One thing to remember: Minnesota law bars drivers from having earphones in both ears at the same time. If you go the earphone route, just make sure one ear is free and clear at all times to hear emergency vehicles and other cars on the road.

3) Cables and adapters

If your car is older and you don’t like the idea of using earphones, pick up an auxiliary cable for $5 at most stores. They run from your phone’s earphone jack to your car’s aux jack, allowing you to operate your phone by voice or single touch and listen through the speakers in your vehicle. 

If your car has a cassette player, you can buy an adapter that connects your car to your phone through the earphone jack.

4) Dashboard mounts

While one-touch activation is allowed on your phone, you’re not allowed to scroll or hold your phone in your hand while you’re following directions on a navigation system. 

An easy solution is a dashboard mount that holds the phone at eye level. They come in all shapes, sizes and colors and can be found in most gas stations and stores for as little as $5. 

Some law enforcement agencies are even giving them away for free. Just mount your phone and plug in your destination before you start your vehicle, and voila! Hands-free navigation. A mount can also be used to hold your phone while you have a conversation using the speaker function.

5) Don’t use your phone when you drive

The simplest way to comply with Minnesota’s hands-free cellphone driving requirement is to just ignore your phone. Most day-to-day calls can wait a few minutes. 

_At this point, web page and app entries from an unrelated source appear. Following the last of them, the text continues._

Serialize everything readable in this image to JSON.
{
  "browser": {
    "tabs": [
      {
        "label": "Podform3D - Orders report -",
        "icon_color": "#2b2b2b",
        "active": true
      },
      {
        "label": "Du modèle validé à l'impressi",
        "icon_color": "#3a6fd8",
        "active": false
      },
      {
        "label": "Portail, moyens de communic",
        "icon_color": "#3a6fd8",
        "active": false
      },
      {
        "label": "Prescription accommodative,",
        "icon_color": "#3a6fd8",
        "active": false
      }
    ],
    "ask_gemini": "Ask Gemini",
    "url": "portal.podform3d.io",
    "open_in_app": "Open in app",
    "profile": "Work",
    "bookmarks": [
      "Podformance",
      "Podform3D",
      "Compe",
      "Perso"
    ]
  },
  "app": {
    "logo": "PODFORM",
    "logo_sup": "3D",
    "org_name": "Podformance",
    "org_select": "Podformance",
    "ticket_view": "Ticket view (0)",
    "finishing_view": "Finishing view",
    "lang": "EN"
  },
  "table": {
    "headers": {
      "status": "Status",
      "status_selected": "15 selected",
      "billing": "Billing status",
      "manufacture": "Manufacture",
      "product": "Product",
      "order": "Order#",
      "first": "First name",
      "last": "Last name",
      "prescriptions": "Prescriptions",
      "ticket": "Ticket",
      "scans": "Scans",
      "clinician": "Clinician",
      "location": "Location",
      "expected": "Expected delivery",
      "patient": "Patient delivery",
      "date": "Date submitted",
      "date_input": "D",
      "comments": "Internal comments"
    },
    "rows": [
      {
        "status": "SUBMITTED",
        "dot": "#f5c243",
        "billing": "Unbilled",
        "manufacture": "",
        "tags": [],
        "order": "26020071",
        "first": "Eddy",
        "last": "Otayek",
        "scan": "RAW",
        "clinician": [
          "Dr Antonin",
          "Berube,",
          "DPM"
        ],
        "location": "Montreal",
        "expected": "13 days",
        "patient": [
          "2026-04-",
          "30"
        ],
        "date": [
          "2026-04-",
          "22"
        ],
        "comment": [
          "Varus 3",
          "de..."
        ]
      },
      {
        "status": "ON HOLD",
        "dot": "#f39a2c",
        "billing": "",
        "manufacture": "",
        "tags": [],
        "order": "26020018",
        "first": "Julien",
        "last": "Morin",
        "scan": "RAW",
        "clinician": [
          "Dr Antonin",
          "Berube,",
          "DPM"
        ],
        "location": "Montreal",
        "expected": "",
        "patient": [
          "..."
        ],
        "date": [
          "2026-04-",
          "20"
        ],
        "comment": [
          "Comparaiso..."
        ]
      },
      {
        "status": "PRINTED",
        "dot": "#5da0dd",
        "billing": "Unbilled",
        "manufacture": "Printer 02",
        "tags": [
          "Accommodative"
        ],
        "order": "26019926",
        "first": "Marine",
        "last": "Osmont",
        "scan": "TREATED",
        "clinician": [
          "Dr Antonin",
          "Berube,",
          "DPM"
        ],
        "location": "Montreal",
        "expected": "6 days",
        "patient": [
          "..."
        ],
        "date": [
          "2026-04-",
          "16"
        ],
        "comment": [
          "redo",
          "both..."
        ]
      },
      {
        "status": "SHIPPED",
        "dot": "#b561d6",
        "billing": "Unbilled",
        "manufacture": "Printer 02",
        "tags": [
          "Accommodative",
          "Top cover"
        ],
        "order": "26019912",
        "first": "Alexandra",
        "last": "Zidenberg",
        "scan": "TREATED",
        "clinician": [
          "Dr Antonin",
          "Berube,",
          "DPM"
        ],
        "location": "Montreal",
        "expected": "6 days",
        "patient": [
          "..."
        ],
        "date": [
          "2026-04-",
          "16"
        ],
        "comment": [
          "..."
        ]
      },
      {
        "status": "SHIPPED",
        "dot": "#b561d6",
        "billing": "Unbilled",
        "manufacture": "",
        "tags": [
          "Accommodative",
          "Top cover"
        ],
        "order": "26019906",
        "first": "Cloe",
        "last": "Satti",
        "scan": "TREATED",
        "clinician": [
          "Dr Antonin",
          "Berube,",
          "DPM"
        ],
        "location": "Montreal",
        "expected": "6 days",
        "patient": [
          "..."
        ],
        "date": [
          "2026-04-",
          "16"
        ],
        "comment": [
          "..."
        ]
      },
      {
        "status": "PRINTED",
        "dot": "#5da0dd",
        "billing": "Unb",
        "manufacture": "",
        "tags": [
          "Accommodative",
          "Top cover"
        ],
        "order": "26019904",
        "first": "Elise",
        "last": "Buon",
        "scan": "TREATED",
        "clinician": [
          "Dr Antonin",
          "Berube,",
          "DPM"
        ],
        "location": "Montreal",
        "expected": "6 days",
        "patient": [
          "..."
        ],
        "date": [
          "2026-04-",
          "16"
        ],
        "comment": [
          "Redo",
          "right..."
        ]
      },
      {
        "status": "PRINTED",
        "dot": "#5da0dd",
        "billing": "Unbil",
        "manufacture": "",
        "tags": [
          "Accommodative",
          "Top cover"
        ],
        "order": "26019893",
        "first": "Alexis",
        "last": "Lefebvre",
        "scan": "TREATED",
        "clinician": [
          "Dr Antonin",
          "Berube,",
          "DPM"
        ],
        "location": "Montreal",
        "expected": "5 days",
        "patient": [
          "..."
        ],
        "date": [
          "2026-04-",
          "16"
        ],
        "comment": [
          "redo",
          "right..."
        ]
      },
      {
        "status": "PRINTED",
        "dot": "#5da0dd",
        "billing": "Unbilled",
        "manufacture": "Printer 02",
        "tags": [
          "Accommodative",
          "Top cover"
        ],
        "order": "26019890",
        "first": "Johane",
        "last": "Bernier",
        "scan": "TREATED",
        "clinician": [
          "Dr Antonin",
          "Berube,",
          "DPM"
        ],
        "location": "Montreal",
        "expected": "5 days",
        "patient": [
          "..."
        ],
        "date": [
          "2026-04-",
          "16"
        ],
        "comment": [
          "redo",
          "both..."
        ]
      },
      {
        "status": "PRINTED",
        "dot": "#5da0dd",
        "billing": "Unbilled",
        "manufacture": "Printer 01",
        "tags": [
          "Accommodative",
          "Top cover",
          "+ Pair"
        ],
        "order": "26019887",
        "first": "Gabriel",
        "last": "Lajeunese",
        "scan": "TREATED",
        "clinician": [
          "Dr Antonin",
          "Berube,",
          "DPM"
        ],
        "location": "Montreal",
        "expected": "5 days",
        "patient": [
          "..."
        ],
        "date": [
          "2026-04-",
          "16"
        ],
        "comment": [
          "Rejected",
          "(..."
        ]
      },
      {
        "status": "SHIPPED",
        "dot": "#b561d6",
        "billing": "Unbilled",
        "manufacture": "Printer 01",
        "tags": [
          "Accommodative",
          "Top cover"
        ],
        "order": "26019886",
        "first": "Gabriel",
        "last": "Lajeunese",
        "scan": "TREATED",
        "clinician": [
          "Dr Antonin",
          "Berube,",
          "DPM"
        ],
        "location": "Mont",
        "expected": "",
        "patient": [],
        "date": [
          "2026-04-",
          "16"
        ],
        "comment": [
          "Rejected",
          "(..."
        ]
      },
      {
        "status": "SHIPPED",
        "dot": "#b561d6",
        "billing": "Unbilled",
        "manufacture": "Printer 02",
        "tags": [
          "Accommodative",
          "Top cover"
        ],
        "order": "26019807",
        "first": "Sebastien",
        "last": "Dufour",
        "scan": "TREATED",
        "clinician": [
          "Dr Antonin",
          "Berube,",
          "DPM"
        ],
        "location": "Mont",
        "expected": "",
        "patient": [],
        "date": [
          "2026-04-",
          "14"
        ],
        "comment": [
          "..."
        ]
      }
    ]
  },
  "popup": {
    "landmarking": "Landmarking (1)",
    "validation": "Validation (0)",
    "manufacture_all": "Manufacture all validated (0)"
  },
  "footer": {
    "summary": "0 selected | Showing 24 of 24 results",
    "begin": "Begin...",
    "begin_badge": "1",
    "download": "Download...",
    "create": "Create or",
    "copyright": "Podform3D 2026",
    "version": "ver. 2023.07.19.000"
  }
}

If you think you’re incapable of ignoring your phone, try putting it in the do-not disturb-while-driving setting. iPhones can be set to automatically go into this mode when the device detects you might be driving or when it’s connected to a vehicle’s Bluetooth system. 

You can also toss it in the trunk or the backseat and take in the ride, phone-free. That’s the way older people used to do it in bygone days, and you may just find you enjoy it.